Photo: PROEdsel Little/Flickr
Billed by some as a superfood contender, this Vitamin C rich fruit hails from Japan. Tasting like a cross between a lemon, mandarin and grapefruit it's caught the interest of chefs. Its unique flavour lends itself well to both sweet and savoury cooking including fish, cocktails and desserts with the tartness of grapefruit and the aromas of a mandarin orange.
Photo source: The Kitchn
The pomelo might look like an oversized grapefruit but it lacks any of the grapefruit's bitterness which it makes up for in sweetness. It's perfect for eating raw or tossed into salads, marinades, cocktails and salsas. Pomelos are often eaten and used for celebrations throughout Southeast Asia. They are also grown in Hawaii and parts of the Caribbean.
Photo: Forest and Kim Starr/Flickr
A citrus fruit hybrid of a tangerine and a pomelo or grapefruit, tangelos can be mistake for oranges, as they're similar in size but come with a characteristic shape. Prized for their juiciness, tangelos have a mild sweet flavour with a tart aftertaste, making them a great substitute for mandarin oranges.
5) Finger Limes
Photo courtesty of Eric Weisser/Flickr
Native to Australia, this gherkin sized 'gourmet bushfood' is often likened to lime 'caviar' for its unusual globular interior of pearls of citrus which pop in the mouth releasing tangy citrus flavours. It's caught the attention of several acclaimed chefs with Renee Redzepi singling it out as his all-time favourite Australian ingredient in a recent interview with Vogue. Perfect for adding as an elegant garnish they can also be thrown into salads or desserts.
This confusing fruit might be called after a lime but looks more like an orange. It has a multitude of names and offers up a veriable surprise of different recognisable flavours. The flavour is a cross between a lemon, a kumquat and a lime. It is used as an ingredient in Malaysian and Indonesian cuisine.
7) Meyer lemons
Photo: thekitchn Regular lemon left, Meyer lemon right
Slightly smaller than an average lemon, Meyer lemons also don't come with the same tang. While they're moderately acidic, they're also much sweeter and prized by chefs. They can be added raw to salads or desserts.

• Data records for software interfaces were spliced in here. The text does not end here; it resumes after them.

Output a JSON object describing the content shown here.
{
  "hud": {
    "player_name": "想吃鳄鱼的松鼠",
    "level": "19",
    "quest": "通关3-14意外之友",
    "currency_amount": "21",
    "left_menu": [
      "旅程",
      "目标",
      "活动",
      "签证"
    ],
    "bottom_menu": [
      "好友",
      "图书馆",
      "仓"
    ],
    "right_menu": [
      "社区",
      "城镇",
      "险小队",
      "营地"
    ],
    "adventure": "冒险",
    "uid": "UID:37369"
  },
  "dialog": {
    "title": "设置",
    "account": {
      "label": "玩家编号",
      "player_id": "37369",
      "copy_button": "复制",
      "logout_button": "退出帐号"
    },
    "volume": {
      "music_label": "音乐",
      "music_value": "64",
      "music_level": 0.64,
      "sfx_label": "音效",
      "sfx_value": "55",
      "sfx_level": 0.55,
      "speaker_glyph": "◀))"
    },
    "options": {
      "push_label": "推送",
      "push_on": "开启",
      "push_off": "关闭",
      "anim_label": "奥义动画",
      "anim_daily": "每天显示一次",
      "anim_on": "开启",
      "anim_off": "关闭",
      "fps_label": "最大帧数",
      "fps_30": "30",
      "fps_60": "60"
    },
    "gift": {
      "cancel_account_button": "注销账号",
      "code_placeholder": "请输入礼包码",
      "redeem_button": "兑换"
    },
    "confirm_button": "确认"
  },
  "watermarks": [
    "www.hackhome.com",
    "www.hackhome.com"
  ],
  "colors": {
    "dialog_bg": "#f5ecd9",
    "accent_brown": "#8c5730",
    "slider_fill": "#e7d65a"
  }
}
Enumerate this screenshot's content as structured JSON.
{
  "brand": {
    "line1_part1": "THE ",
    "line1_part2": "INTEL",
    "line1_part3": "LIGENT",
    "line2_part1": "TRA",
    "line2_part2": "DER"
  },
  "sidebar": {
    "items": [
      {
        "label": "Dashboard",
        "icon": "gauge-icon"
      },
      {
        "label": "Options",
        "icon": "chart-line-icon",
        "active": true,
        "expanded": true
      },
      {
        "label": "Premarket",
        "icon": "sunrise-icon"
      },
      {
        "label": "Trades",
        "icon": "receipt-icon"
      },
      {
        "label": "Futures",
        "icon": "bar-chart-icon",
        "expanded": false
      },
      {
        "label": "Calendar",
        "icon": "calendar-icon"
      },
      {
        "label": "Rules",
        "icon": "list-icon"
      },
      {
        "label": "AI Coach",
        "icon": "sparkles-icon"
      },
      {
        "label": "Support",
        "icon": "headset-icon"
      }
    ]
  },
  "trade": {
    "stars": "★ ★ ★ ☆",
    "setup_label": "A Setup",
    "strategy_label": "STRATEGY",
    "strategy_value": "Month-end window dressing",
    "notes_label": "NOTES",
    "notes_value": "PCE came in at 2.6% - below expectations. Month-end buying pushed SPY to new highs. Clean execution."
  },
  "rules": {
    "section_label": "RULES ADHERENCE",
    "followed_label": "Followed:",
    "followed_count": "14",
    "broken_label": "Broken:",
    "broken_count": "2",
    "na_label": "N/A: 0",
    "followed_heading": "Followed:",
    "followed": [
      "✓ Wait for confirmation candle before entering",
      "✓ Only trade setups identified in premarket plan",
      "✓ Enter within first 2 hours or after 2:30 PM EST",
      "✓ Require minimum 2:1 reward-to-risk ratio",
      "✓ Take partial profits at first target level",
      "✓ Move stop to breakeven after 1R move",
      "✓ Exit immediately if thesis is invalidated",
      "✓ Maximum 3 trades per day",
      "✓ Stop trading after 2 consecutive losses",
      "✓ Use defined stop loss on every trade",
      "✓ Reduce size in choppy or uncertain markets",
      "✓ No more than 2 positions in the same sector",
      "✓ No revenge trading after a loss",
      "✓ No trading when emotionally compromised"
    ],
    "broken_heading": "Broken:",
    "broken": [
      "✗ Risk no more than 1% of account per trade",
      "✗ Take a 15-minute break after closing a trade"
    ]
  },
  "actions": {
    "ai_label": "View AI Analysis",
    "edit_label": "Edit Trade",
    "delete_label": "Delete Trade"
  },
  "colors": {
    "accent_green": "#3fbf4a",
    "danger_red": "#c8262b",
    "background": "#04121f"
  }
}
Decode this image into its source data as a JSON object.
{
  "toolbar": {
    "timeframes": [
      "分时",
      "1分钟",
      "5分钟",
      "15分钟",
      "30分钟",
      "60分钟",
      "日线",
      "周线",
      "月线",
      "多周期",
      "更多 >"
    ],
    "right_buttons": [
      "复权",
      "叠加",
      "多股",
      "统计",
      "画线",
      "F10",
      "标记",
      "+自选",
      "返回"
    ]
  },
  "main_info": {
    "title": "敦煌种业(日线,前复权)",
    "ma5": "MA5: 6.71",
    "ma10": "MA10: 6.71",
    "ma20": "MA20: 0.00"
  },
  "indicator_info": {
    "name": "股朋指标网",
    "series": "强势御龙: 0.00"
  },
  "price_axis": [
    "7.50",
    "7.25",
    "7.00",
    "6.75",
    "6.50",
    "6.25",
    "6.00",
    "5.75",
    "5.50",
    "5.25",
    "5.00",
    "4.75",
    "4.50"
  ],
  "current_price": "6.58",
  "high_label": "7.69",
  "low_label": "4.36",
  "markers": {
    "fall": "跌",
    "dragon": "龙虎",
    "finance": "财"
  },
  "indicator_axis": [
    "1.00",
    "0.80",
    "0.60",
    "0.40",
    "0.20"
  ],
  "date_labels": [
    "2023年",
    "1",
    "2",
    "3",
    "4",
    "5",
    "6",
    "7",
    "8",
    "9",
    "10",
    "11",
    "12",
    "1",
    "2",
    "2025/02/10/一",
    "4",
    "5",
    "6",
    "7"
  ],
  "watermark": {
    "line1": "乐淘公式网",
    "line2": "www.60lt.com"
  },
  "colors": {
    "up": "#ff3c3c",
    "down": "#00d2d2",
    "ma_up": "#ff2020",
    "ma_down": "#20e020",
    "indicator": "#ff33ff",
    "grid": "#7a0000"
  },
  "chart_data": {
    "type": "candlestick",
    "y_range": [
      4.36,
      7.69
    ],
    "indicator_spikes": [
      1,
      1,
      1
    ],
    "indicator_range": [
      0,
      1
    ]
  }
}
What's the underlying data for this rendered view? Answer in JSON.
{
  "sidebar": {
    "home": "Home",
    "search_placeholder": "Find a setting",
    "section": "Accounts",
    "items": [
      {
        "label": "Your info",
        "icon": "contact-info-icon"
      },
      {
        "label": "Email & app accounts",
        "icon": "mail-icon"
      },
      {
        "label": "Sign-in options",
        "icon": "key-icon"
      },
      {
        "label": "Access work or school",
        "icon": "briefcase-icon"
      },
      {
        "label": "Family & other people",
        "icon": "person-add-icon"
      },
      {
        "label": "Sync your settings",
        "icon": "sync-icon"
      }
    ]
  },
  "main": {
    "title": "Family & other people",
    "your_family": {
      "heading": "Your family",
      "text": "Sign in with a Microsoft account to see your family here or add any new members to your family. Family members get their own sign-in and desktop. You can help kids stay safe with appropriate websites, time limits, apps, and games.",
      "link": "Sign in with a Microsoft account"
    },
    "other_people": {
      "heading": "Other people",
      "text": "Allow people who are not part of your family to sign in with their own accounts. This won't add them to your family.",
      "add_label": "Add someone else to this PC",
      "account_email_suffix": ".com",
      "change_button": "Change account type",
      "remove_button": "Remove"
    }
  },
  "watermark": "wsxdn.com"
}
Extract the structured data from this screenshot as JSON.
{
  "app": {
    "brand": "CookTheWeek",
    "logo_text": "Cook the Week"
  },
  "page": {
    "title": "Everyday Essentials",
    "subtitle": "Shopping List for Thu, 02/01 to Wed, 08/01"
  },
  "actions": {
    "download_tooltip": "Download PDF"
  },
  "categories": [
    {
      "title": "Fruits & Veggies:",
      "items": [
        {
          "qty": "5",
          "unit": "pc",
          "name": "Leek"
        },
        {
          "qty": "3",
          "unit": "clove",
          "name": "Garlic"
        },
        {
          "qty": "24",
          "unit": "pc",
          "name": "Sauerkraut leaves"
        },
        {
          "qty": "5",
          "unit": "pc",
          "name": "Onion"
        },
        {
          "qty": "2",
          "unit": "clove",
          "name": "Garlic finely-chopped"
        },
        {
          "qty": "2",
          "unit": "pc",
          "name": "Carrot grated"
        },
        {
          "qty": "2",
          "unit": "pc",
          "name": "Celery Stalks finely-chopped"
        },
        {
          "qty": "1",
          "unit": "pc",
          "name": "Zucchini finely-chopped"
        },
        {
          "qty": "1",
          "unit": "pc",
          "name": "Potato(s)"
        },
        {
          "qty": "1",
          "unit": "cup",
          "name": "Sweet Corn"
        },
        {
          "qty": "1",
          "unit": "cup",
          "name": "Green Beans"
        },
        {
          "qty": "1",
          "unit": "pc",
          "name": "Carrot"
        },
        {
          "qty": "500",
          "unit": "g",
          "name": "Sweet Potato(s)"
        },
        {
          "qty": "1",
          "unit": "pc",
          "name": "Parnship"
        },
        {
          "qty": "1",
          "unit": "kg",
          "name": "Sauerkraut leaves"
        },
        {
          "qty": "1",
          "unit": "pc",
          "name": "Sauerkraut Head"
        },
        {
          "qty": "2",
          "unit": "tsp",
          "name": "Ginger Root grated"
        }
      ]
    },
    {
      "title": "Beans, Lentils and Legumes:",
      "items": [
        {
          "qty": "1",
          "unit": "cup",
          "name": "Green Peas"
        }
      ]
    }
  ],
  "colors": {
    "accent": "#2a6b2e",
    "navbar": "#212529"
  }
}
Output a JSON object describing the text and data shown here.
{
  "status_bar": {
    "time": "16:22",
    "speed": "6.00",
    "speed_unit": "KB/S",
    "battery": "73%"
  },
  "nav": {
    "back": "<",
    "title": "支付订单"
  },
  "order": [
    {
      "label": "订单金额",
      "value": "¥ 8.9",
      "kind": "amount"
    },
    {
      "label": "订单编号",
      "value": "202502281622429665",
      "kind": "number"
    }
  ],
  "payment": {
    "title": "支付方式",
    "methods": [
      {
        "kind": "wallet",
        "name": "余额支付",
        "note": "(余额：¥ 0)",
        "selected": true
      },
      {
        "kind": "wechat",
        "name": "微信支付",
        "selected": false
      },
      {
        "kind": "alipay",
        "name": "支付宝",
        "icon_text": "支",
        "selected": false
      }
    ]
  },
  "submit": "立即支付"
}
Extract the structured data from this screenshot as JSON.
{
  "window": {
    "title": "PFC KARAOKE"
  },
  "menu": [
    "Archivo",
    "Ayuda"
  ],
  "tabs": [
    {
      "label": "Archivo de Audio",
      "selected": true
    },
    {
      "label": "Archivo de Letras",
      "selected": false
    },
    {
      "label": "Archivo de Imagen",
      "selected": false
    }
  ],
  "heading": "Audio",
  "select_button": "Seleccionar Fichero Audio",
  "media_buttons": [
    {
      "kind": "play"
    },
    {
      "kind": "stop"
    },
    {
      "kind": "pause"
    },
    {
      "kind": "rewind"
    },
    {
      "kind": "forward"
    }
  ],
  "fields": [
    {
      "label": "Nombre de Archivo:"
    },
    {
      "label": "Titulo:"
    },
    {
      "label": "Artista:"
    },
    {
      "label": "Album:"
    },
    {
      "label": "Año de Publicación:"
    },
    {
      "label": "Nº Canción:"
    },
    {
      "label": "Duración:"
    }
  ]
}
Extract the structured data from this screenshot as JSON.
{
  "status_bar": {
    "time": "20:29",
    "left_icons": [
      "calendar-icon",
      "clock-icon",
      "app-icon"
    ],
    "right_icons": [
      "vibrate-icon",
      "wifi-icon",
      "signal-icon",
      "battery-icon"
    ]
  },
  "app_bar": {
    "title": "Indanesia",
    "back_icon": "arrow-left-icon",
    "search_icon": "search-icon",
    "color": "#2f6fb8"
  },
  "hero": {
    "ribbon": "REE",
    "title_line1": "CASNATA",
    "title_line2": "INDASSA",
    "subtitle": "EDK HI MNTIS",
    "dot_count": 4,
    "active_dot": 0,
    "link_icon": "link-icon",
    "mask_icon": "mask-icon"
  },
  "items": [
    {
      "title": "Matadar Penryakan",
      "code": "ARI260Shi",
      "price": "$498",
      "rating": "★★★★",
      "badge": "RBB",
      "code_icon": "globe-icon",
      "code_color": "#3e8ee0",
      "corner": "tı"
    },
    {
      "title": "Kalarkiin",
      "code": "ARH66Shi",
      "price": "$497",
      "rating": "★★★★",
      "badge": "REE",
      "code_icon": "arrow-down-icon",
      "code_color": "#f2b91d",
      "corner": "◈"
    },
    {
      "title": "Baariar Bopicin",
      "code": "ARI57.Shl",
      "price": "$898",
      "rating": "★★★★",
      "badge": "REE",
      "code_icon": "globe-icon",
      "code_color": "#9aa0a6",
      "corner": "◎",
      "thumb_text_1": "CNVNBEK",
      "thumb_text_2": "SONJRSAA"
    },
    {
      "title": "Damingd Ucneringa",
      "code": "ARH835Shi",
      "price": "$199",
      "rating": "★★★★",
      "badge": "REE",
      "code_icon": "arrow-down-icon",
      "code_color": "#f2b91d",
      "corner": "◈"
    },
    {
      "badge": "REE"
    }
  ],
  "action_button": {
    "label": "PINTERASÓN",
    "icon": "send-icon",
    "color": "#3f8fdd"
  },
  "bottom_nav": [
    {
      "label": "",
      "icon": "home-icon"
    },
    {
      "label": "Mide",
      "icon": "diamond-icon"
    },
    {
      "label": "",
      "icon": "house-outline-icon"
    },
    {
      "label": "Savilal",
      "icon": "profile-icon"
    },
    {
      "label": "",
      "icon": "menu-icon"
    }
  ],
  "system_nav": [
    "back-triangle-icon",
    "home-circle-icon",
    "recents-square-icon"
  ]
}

Their rinds also have a more complex scent than regular lemons with a herby or spicy fragrance.
Photo Credit: Jacopo Werther/Wikimedia Commons
Bergamot has been known to upstage the blood orange and has come under chef's radars for its distinctive taste and aromatic rind. Originating in Italy it's believed to be a cross between a lime and a sour orange. The flesh is suited to jams and marmalades while the rind lends itself well to pastries. It is also commonly used as an ingredient in perfumes and cosmetics.
The size of a large olive, kumquats are delicious, sweet and tangy. The fruit can be eaten whole including the skins and thrown into salads, or cooked up whole or turned into marinades and preserves. Kumquats are native to Asia but were introduced to Europe and North America in the mid-19th century. Their trees are relatively resistant to the cold.
10) Blood lime
A cross between a red finger lime and an Ellendale mandarin, blood limes were first grown commercially in Australia in 2005. They are a fantastic colour lending themselves well to garnishes, and the sweet tangy flavour also works well in jams and marmalades.